■ **Action item**:
Scan the material below for the string "Bejelentkezés", and copy every line where it shows up.
───── Data
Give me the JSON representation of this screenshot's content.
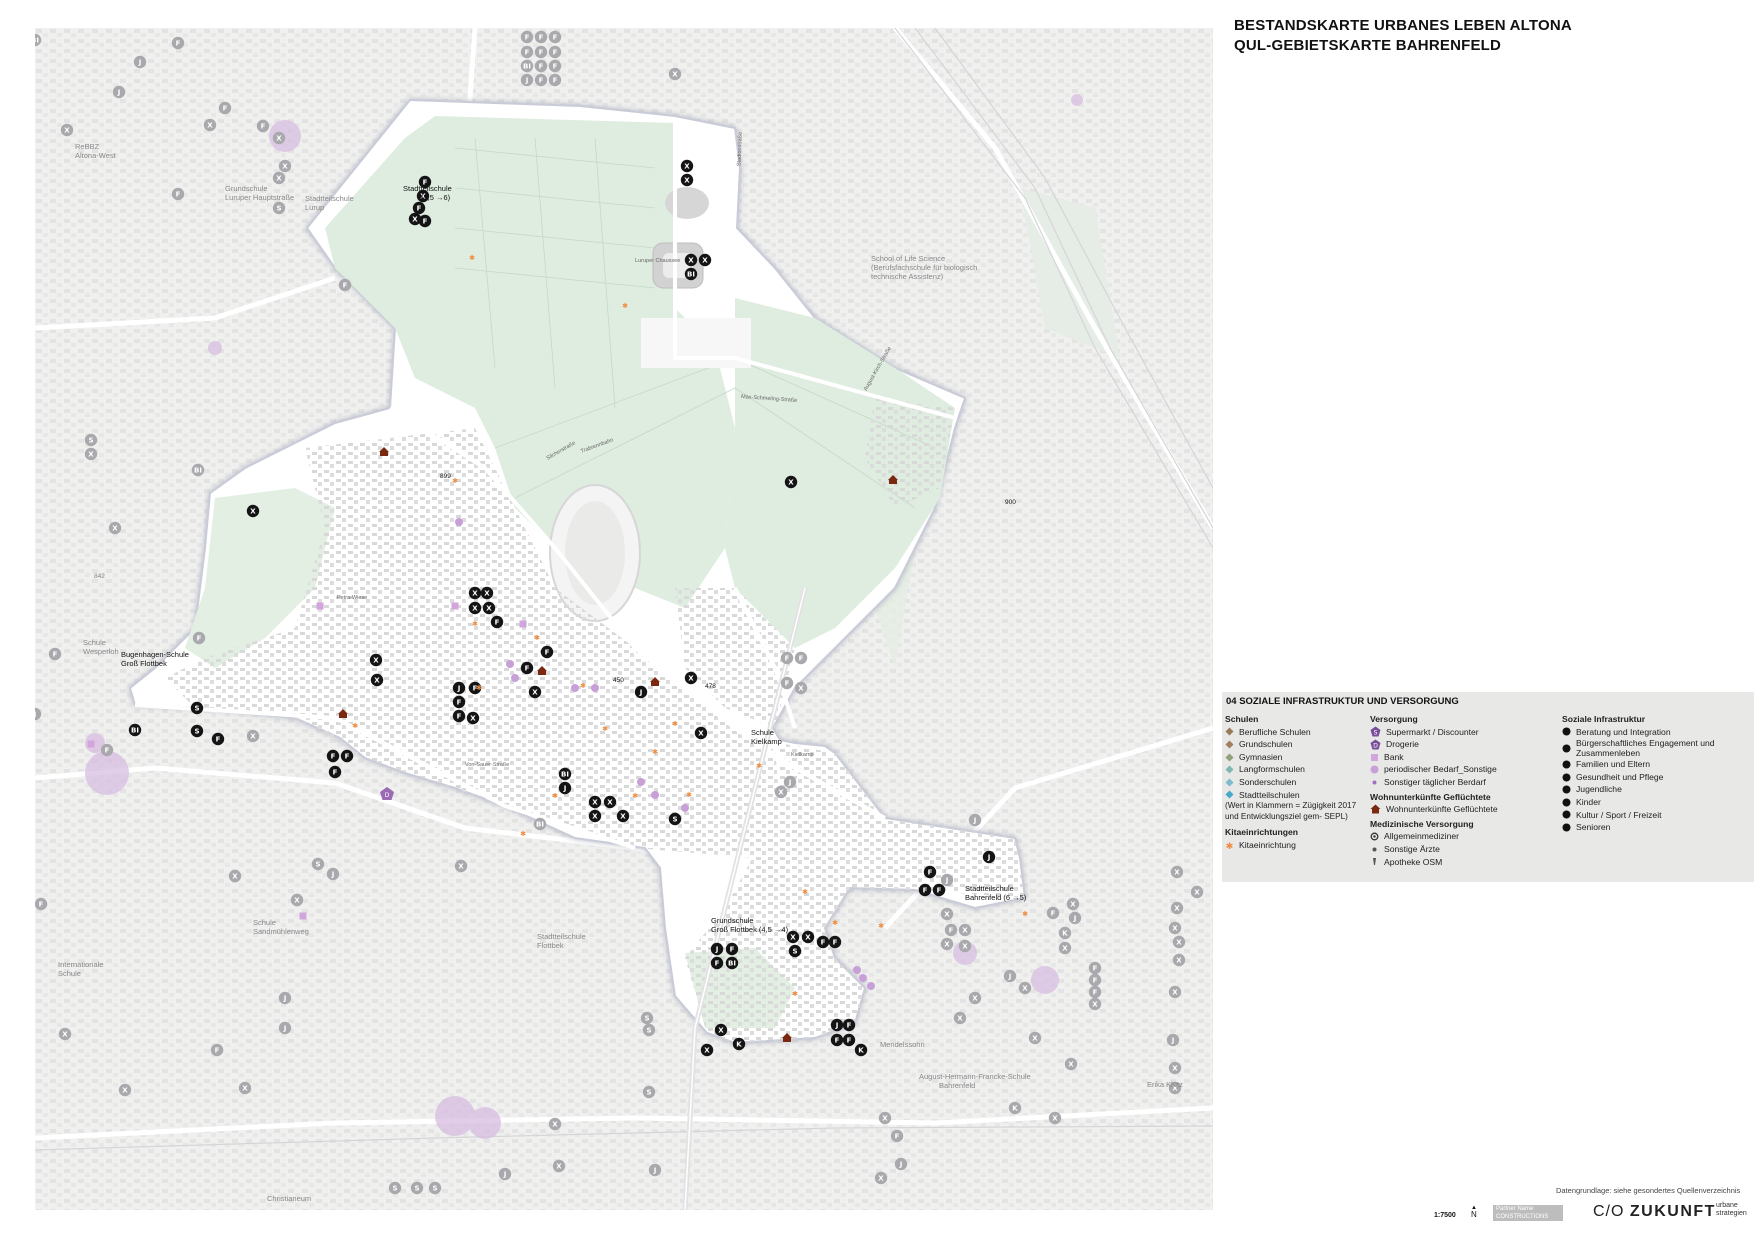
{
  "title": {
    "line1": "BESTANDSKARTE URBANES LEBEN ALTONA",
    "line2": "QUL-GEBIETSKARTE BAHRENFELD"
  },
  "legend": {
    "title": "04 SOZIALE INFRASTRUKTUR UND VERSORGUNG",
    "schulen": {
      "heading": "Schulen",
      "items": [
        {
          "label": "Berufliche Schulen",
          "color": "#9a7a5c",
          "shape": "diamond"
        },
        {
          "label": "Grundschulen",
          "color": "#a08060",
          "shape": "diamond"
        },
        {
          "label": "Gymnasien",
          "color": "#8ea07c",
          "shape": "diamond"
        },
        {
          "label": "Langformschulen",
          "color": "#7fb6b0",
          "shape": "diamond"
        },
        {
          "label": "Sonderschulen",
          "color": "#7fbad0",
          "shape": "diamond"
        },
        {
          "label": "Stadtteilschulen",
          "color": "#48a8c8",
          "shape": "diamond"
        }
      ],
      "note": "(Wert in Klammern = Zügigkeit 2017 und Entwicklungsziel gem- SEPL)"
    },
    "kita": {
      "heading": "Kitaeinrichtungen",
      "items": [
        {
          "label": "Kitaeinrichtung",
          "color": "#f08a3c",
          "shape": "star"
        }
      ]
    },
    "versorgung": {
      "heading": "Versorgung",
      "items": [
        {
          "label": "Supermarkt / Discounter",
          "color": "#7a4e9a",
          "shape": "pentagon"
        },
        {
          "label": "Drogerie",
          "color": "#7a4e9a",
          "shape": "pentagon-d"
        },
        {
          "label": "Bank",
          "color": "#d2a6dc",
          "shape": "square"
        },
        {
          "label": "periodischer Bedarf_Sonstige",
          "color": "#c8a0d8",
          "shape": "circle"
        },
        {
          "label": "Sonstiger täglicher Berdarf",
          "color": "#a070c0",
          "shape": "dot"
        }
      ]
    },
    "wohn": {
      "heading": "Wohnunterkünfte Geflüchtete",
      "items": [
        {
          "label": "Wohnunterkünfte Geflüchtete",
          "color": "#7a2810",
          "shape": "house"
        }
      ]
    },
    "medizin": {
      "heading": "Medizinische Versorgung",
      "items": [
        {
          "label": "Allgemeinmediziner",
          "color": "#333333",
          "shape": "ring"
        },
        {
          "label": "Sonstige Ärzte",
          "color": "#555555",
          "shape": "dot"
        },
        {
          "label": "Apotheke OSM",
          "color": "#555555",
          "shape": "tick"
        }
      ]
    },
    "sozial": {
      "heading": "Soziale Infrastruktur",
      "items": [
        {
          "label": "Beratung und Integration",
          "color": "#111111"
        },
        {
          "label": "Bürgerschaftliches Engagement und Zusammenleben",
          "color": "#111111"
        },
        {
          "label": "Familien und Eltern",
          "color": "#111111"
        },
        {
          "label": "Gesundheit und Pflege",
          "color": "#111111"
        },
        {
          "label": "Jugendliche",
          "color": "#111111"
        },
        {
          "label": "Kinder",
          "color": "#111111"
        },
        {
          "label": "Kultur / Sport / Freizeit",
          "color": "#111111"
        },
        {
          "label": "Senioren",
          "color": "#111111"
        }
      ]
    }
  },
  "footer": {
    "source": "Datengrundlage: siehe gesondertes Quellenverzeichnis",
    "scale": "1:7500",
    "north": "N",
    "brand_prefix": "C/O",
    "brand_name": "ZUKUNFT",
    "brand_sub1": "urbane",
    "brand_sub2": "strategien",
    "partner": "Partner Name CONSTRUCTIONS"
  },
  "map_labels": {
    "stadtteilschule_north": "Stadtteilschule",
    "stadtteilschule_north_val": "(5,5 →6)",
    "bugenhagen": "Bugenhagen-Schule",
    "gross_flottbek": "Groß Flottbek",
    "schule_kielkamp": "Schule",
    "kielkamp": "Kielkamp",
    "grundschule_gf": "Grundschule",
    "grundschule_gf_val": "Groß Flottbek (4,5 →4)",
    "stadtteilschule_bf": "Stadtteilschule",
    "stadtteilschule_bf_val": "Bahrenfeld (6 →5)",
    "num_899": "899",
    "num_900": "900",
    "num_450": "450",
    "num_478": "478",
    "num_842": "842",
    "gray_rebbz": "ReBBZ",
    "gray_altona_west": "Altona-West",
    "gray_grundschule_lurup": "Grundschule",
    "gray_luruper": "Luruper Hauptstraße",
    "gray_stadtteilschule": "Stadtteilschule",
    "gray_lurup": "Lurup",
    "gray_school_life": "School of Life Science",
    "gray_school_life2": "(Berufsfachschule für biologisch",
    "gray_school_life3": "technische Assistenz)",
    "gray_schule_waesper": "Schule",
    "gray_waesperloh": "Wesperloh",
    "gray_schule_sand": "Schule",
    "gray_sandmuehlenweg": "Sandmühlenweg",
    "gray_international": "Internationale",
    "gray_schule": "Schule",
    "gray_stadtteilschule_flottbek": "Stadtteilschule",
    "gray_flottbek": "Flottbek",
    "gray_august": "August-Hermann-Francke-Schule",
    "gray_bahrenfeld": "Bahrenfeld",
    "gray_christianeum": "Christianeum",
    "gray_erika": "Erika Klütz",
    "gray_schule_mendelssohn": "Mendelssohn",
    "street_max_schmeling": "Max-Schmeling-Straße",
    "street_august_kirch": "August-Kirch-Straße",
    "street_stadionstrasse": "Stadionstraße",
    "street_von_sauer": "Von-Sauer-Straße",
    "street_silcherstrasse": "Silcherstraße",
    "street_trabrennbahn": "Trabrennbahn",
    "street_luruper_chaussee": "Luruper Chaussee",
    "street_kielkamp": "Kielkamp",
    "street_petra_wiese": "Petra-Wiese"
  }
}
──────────
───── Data
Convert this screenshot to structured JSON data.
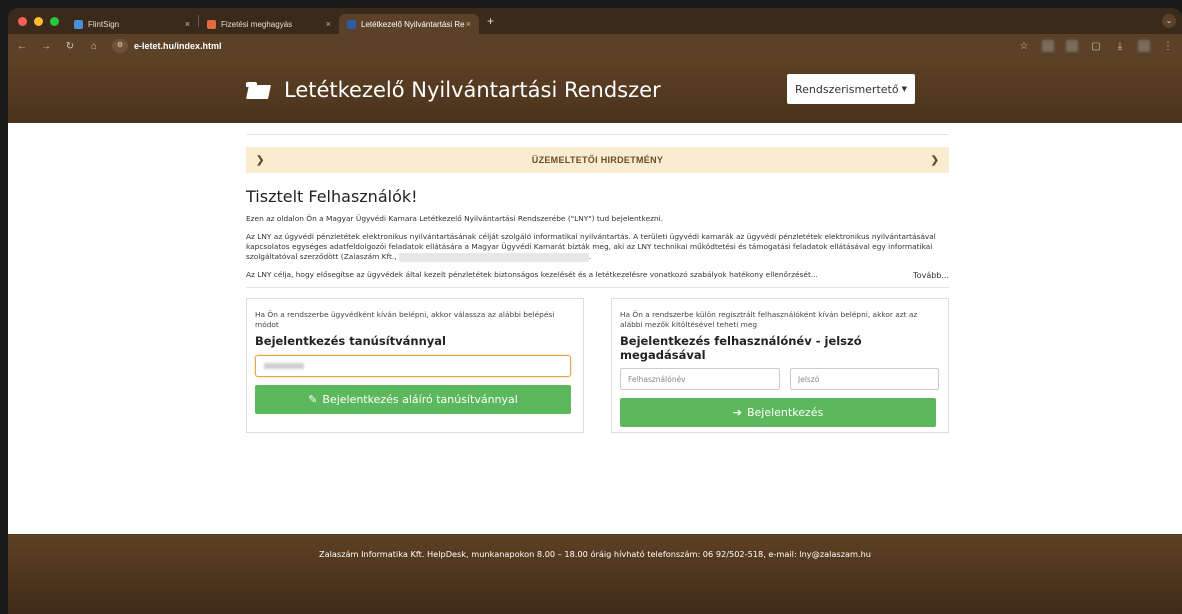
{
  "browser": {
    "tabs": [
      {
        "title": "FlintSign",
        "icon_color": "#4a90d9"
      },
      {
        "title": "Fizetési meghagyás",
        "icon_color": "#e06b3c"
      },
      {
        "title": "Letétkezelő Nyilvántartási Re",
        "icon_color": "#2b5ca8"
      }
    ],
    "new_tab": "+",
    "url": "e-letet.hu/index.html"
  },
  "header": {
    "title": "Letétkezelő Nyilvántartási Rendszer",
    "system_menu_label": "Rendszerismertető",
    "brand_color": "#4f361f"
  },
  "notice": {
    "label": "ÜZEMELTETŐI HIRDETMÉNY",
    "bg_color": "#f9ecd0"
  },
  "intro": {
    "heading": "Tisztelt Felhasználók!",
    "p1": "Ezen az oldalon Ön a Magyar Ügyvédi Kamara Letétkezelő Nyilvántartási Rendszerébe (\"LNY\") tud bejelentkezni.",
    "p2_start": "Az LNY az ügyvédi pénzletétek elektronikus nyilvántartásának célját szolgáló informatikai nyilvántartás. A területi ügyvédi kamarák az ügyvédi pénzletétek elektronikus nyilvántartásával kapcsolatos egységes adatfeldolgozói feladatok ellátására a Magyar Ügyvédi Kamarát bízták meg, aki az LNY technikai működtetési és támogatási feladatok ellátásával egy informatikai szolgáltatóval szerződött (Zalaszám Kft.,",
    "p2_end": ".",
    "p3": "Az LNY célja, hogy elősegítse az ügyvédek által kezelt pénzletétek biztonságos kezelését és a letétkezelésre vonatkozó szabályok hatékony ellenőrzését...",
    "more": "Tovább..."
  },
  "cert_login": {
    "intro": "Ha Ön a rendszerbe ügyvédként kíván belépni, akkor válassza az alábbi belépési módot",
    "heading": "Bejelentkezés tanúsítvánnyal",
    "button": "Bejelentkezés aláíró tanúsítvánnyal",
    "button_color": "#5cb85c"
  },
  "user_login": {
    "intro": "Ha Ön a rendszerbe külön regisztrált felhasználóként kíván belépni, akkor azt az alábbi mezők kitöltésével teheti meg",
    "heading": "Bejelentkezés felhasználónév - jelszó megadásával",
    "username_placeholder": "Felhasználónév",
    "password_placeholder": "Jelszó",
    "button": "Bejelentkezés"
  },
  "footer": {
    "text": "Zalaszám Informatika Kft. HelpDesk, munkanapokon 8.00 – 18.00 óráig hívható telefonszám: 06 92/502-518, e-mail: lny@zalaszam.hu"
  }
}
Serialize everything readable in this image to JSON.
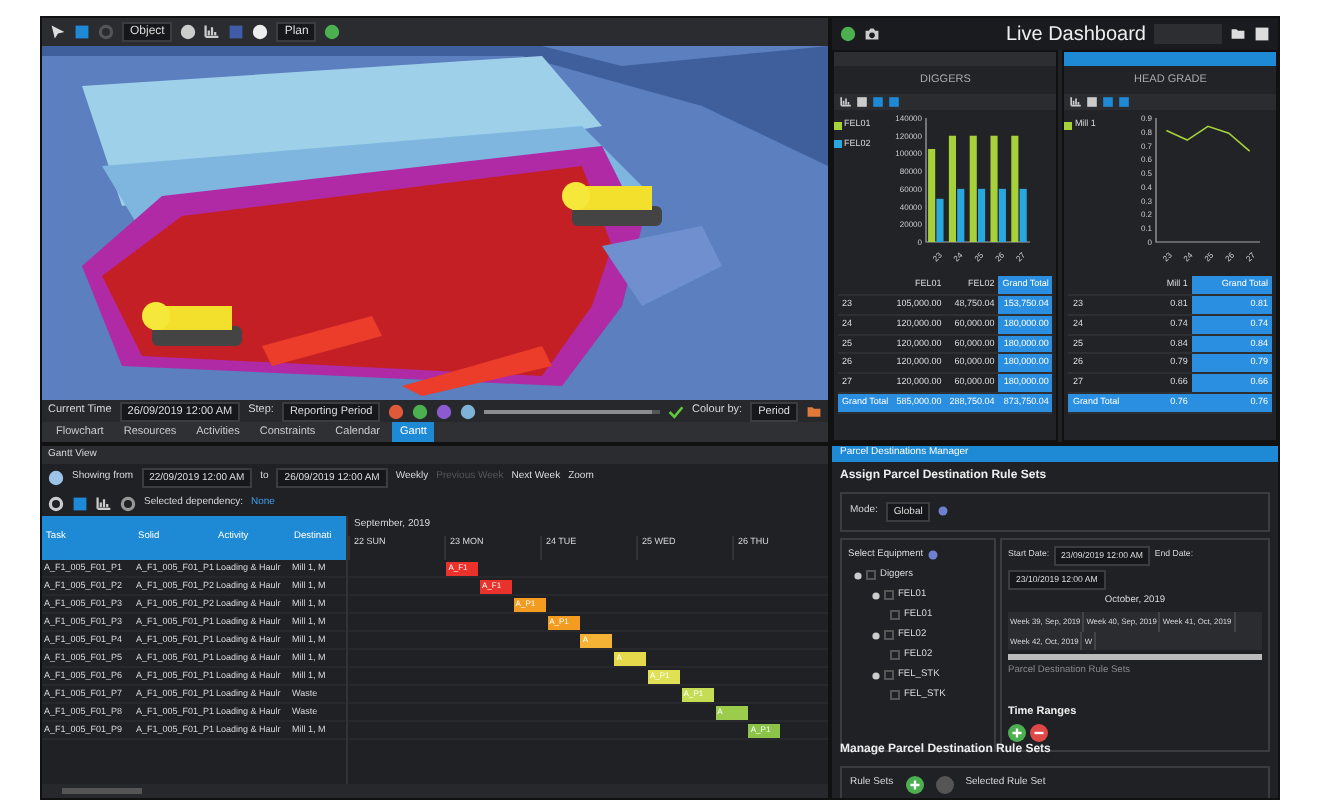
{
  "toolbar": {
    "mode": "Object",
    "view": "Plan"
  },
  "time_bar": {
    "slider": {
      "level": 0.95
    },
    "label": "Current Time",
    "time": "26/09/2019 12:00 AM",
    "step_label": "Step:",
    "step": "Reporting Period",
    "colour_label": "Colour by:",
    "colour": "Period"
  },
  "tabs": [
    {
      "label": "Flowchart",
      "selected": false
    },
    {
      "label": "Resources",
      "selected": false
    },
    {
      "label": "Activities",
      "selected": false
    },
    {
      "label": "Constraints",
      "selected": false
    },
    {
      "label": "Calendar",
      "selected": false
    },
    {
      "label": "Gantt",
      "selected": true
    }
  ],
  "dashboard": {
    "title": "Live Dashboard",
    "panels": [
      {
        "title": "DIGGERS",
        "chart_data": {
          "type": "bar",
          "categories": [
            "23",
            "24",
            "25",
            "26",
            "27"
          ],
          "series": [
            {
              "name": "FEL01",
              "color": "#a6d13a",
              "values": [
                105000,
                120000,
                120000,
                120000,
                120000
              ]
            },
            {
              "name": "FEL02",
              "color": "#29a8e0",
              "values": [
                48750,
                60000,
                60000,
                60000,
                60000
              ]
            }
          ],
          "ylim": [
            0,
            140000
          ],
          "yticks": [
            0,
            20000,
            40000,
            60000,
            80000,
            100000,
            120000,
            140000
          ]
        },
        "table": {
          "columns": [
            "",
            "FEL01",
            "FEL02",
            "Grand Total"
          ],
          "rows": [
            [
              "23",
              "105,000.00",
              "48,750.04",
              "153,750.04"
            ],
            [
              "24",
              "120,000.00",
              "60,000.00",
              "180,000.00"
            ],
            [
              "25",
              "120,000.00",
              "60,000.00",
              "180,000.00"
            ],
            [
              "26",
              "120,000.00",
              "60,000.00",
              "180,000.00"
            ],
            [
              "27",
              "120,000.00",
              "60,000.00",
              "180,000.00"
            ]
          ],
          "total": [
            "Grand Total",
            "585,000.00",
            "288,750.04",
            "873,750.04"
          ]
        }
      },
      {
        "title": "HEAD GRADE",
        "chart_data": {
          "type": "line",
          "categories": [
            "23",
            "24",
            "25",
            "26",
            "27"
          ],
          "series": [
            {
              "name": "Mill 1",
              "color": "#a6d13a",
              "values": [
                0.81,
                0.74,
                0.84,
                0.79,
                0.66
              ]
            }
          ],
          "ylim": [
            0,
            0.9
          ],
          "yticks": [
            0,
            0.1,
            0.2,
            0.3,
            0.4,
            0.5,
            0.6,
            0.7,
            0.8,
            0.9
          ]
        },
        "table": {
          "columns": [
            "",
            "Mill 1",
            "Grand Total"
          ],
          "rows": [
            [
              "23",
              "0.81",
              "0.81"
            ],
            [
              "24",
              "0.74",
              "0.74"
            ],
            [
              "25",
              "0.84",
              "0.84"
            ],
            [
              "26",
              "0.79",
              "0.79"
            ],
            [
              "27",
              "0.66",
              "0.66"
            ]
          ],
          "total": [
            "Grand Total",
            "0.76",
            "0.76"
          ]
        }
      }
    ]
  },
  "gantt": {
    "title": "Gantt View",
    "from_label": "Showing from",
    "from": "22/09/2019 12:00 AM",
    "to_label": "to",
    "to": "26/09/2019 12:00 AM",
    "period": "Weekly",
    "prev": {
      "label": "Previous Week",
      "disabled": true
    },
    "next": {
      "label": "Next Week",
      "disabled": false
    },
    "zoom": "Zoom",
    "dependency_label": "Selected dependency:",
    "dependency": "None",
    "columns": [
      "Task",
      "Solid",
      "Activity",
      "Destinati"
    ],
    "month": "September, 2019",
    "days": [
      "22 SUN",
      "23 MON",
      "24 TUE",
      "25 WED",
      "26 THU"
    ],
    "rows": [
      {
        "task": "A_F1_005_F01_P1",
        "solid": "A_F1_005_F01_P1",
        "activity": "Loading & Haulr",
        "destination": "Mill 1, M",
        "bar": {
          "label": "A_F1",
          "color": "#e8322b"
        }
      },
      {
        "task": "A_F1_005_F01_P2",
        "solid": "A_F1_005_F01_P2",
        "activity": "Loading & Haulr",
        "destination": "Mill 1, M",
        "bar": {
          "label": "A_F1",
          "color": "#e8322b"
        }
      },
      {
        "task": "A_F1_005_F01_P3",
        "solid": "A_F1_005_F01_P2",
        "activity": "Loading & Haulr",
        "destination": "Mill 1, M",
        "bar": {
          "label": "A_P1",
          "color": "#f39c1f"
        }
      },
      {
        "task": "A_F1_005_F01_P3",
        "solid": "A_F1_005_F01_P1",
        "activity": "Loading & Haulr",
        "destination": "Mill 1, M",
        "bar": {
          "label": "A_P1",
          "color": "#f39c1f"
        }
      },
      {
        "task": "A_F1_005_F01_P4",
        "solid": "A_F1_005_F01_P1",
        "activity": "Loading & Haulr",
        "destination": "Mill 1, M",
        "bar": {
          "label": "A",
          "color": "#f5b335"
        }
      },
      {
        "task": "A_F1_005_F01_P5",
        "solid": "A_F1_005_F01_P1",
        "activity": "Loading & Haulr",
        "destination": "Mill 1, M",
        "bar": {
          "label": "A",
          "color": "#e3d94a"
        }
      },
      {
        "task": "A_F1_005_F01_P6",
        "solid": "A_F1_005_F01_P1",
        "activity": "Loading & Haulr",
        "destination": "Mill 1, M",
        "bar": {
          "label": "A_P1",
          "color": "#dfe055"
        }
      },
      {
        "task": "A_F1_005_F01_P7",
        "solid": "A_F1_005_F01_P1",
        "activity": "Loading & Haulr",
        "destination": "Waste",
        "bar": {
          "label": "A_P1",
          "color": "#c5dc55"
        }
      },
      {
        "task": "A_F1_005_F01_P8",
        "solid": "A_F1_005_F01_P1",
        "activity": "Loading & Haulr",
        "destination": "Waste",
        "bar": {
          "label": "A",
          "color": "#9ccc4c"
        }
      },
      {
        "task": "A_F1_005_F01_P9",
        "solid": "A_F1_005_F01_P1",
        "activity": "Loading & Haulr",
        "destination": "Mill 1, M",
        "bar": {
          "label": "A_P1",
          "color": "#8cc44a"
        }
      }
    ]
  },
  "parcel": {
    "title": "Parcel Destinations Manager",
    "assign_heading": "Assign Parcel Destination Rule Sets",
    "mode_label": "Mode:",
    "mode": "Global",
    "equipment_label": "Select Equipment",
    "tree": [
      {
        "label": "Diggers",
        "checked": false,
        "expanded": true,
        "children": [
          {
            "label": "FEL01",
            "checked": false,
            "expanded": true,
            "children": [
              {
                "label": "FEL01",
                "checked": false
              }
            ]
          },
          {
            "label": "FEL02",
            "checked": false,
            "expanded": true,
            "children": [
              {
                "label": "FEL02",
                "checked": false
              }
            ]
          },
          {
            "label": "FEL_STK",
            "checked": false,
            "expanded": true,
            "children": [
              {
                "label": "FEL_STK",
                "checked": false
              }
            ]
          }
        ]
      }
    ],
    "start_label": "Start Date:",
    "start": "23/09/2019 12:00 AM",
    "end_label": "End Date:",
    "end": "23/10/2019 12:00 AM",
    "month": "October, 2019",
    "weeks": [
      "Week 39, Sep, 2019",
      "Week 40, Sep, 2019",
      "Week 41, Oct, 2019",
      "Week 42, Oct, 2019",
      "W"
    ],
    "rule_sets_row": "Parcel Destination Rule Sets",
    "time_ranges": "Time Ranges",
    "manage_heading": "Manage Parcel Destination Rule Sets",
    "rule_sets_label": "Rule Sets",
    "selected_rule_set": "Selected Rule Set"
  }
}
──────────
■ **Solution to this problem**:
    "heading": "Bejelentkezés tanúsítvánnyal",
    "button": "Bejelentkezés aláíró tanúsítvánnyal",
    "heading": "Bejelentkezés felhasználónév - jelszó megadásával",
    "button": "Bejelentkezés"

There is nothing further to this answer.